● INFORMATION
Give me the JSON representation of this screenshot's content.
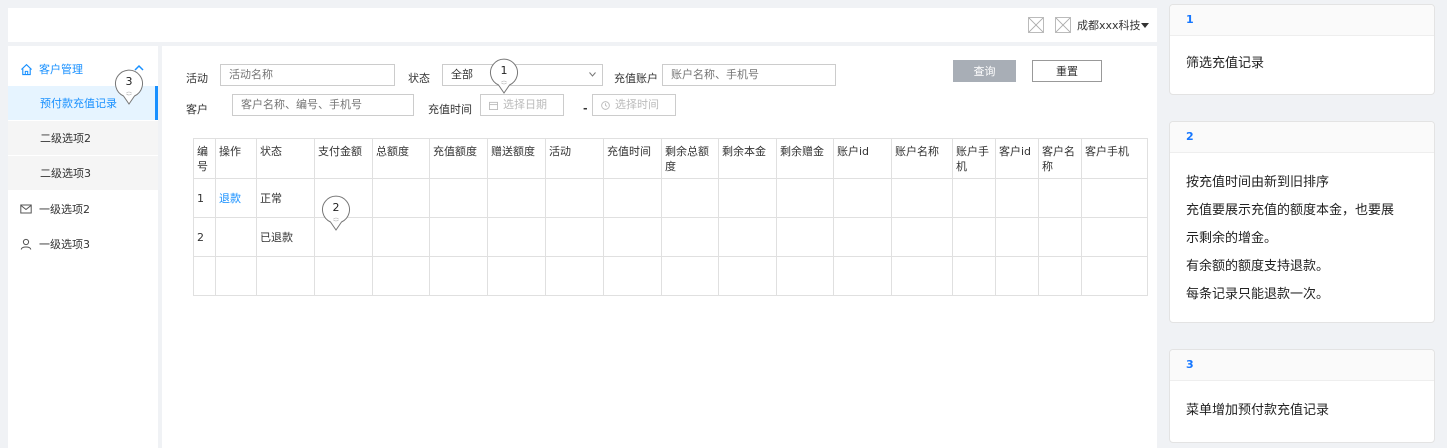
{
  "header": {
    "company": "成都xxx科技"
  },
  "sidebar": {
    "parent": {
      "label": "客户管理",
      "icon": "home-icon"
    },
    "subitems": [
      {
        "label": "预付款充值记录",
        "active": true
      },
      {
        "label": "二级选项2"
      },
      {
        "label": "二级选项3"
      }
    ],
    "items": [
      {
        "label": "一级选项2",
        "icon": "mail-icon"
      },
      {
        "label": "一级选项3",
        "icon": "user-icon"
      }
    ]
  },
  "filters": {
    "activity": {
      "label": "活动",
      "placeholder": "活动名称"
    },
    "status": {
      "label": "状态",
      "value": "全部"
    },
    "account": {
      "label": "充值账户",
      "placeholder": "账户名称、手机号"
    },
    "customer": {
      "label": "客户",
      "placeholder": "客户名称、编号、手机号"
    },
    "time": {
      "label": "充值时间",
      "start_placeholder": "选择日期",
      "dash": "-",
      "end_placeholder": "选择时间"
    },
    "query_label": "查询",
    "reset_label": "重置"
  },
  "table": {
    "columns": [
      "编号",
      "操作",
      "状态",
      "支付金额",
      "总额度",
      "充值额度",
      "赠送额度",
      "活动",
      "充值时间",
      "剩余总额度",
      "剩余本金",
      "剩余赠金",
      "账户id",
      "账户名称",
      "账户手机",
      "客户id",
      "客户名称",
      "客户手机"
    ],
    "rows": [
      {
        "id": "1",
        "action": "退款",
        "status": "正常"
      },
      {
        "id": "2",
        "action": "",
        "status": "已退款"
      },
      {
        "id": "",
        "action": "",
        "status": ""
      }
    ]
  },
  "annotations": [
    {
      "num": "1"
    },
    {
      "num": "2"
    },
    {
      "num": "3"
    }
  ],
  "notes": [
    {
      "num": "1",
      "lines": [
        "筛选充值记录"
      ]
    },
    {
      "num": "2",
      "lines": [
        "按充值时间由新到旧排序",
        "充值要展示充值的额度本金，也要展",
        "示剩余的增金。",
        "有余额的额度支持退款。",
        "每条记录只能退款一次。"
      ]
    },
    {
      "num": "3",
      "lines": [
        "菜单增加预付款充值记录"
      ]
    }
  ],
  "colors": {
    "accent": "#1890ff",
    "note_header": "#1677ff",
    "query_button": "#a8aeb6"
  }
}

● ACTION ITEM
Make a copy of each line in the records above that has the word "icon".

● RESPONSE BOX
      "icon": "home-icon"
        "icon": "mail-icon"
        "icon": "user-icon"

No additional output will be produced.